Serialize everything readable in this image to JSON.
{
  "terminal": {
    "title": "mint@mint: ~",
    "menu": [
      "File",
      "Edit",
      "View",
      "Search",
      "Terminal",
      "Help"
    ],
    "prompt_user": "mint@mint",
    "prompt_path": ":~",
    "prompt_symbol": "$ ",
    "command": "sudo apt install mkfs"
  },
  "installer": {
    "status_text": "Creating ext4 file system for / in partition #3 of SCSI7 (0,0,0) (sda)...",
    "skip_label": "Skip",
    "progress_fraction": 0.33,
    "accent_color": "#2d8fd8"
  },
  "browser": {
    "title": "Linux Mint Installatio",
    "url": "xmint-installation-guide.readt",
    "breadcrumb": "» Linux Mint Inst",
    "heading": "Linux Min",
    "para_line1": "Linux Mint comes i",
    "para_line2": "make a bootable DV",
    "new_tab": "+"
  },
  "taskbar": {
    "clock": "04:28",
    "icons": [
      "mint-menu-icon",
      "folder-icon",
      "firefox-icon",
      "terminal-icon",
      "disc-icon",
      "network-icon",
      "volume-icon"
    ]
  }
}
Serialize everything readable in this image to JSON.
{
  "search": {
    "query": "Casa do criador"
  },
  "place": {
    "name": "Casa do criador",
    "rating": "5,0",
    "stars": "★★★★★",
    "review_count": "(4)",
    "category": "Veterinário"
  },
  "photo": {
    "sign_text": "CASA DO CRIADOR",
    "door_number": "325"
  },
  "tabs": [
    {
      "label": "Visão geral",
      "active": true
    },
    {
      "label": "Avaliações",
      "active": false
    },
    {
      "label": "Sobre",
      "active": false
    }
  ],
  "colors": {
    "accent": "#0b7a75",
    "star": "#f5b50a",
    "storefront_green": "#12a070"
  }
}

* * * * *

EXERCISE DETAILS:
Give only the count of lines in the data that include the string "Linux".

REPLY TO THE TASK:
4